> Try it:
Copy the entries exactly, leaving out nothing.

> Task input:
☆ ☆ ☆

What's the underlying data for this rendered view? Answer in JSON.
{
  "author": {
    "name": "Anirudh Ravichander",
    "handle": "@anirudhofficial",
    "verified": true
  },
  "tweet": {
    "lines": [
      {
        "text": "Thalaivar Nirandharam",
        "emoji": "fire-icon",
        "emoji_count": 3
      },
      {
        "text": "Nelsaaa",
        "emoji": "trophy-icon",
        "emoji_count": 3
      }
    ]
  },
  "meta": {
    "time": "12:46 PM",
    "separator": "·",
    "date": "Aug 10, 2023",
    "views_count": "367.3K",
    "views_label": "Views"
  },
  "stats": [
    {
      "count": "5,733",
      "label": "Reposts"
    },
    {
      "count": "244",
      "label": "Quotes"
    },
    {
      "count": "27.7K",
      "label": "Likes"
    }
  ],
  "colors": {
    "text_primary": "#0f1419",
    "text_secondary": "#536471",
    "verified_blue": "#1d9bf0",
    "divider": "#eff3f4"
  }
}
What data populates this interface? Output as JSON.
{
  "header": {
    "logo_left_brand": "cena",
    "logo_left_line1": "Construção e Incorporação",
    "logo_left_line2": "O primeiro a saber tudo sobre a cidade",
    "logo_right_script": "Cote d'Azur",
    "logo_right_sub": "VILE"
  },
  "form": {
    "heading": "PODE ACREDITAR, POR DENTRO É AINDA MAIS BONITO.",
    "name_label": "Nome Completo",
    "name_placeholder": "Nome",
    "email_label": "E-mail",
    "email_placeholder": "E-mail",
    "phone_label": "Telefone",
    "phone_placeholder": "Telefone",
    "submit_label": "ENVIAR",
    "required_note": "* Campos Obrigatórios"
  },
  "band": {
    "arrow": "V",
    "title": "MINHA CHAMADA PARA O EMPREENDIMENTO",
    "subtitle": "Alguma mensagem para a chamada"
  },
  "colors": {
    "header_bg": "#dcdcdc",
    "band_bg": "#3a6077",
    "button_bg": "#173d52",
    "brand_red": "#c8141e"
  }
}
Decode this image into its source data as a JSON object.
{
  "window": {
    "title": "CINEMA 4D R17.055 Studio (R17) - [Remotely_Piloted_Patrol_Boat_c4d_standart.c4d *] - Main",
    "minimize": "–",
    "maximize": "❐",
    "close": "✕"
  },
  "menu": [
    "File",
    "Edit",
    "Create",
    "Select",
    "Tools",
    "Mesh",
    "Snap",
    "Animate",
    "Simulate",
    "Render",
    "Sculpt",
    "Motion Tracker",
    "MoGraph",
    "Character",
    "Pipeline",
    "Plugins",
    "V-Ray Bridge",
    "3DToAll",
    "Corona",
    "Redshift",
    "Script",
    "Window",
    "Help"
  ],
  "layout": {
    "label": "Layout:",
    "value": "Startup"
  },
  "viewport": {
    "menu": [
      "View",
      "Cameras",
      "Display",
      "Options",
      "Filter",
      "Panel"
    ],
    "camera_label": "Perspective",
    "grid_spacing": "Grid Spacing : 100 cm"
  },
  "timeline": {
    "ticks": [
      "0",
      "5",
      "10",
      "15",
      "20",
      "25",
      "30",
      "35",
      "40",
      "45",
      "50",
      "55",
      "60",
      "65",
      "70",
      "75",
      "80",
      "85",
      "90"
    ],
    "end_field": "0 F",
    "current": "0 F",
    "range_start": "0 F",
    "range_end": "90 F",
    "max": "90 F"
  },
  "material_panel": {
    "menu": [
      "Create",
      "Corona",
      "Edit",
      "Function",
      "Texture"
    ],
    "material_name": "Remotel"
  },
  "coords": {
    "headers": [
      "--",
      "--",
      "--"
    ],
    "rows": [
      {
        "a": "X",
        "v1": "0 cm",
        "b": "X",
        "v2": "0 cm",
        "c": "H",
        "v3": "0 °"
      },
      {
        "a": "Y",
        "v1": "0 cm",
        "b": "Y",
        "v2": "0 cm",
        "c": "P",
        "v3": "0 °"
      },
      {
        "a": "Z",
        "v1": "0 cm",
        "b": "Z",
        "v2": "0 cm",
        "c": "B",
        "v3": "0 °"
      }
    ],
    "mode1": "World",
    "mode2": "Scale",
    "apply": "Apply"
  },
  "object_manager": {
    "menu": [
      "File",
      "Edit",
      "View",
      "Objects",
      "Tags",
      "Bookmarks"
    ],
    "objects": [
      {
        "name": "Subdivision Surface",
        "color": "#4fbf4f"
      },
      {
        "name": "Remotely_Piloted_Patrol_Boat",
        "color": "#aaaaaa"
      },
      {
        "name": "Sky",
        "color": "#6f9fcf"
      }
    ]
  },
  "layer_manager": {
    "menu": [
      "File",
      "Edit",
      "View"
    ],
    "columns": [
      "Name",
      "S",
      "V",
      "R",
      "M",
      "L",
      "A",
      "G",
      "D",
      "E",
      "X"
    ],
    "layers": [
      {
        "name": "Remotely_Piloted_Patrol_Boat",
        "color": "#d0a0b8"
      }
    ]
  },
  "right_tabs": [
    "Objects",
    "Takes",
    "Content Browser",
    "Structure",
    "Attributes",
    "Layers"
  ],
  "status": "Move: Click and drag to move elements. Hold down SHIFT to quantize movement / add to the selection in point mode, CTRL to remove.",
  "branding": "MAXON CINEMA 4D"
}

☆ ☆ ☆

> Finished exercise:
What's the underlying data for this rendered view? Answer in JSON.
{
  "author": {
    "name": "Anirudh Ravichander",
    "handle": "@anirudhofficial",
    "verified": true
  },
  "tweet": {
    "lines": [
      {
        "text": "Thalaivar Nirandharam",
        "emoji": "fire-icon",
        "emoji_count": 3
      },
      {
        "text": "Nelsaaa",
        "emoji": "trophy-icon",
        "emoji_count": 3
      }
    ]
  },
  "meta": {
    "time": "12:46 PM",
    "separator": "·",
    "date": "Aug 10, 2023",
    "views_count": "367.3K",
    "views_label": "Views"
  },
  "stats": [
    {
      "count": "5,733",
      "label": "Reposts"
    },
    {
      "count": "244",
      "label": "Quotes"
    },
    {
      "count": "27.7K",
      "label": "Likes"
    }
  ],
  "colors": {
    "text_primary": "#0f1419",
    "text_secondary": "#536471",
    "verified_blue": "#1d9bf0",
    "divider": "#eff3f4"
  }
}
What data populates this interface? Output as JSON.
{
  "header": {
    "logo_left_brand": "cena",
    "logo_left_line1": "Construção e Incorporação",
    "logo_left_line2": "O primeiro a saber tudo sobre a cidade",
    "logo_right_script": "Cote d'Azur",
    "logo_right_sub": "VILE"
  },
  "form": {
    "heading": "PODE ACREDITAR, POR DENTRO É AINDA MAIS BONITO.",
    "name_label": "Nome Completo",
    "name_placeholder": "Nome",
    "email_label": "E-mail",
    "email_placeholder": "E-mail",
    "phone_label": "Telefone",
    "phone_placeholder": "Telefone",
    "submit_label": "ENVIAR",
    "required_note": "* Campos Obrigatórios"
  },
  "band": {
    "arrow": "V",
    "title": "MINHA CHAMADA PARA O EMPREENDIMENTO",
    "subtitle": "Alguma mensagem para a chamada"
  },
  "colors": {
    "header_bg": "#dcdcdc",
    "band_bg": "#3a6077",
    "button_bg": "#173d52",
    "brand_red": "#c8141e"
  }
}
Decode this image into its source data as a JSON object.
{
  "window": {
    "title": "CINEMA 4D R17.055 Studio (R17) - [Remotely_Piloted_Patrol_Boat_c4d_standart.c4d *] - Main",
    "minimize": "–",
    "maximize": "❐",
    "close": "✕"
  },
  "menu": [
    "File",
    "Edit",
    "Create",
    "Select",
    "Tools",
    "Mesh",
    "Snap",
    "Animate",
    "Simulate",
    "Render",
    "Sculpt",
    "Motion Tracker",
    "MoGraph",
    "Character",
    "Pipeline",
    "Plugins",
    "V-Ray Bridge",
    "3DToAll",
    "Corona",
    "Redshift",
    "Script",
    "Window",
    "Help"
  ],
  "layout": {
    "label": "Layout:",
    "value": "Startup"
  },
  "viewport": {
    "menu": [
      "View",
      "Cameras",
      "Display",
      "Options",
      "Filter",
      "Panel"
    ],
    "camera_label": "Perspective",
    "grid_spacing": "Grid Spacing : 100 cm"
  },
  "timeline": {
    "ticks": [
      "0",
      "5",
      "10",
      "15",
      "20",
      "25",
      "30",
      "35",
      "40",
      "45",
      "50",
      "55",
      "60",
      "65",
      "70",
      "75",
      "80",
      "85",
      "90"
    ],
    "end_field": "0 F",
    "current": "0 F",
    "range_start": "0 F",
    "range_end": "90 F",
    "max": "90 F"
  },
  "material_panel": {
    "menu": [
      "Create",
      "Corona",
      "Edit",
      "Function",
      "Texture"
    ],
    "material_name": "Remotel"
  },
  "coords": {
    "headers": [
      "--",
      "--",
      "--"
    ],
    "rows": [
      {
        "a": "X",
        "v1": "0 cm",
        "b": "X",
        "v2": "0 cm",
        "c": "H",
        "v3": "0 °"
      },
      {
        "a": "Y",
        "v1": "0 cm",
        "b": "Y",
        "v2": "0 cm",
        "c": "P",
        "v3": "0 °"
      },
      {
        "a": "Z",
        "v1": "0 cm",
        "b": "Z",
        "v2": "0 cm",
        "c": "B",
        "v3": "0 °"
      }
    ],
    "mode1": "World",
    "mode2": "Scale",
    "apply": "Apply"
  },
  "object_manager": {
    "menu": [
      "File",
      "Edit",
      "View",
      "Objects",
      "Tags",
      "Bookmarks"
    ],
    "objects": [
      {
        "name": "Subdivision Surface",
        "color": "#4fbf4f"
      },
      {
        "name": "Remotely_Piloted_Patrol_Boat",
        "color": "#aaaaaa"
      },
      {
        "name": "Sky",
        "color": "#6f9fcf"
      }
    ]
  },
  "layer_manager": {
    "menu": [
      "File",
      "Edit",
      "View"
    ],
    "columns": [
      "Name",
      "S",
      "V",
      "R",
      "M",
      "L",
      "A",
      "G",
      "D",
      "E",
      "X"
    ],
    "layers": [
      {
        "name": "Remotely_Piloted_Patrol_Boat",
        "color": "#d0a0b8"
      }
    ]
  },
  "right_tabs": [
    "Objects",
    "Takes",
    "Content Browser",
    "Structure",
    "Attributes",
    "Layers"
  ],
  "status": "Move: Click and drag to move elements. Hold down SHIFT to quantize movement / add to the selection in point mode, CTRL to remove.",
  "branding": "MAXON CINEMA 4D"
}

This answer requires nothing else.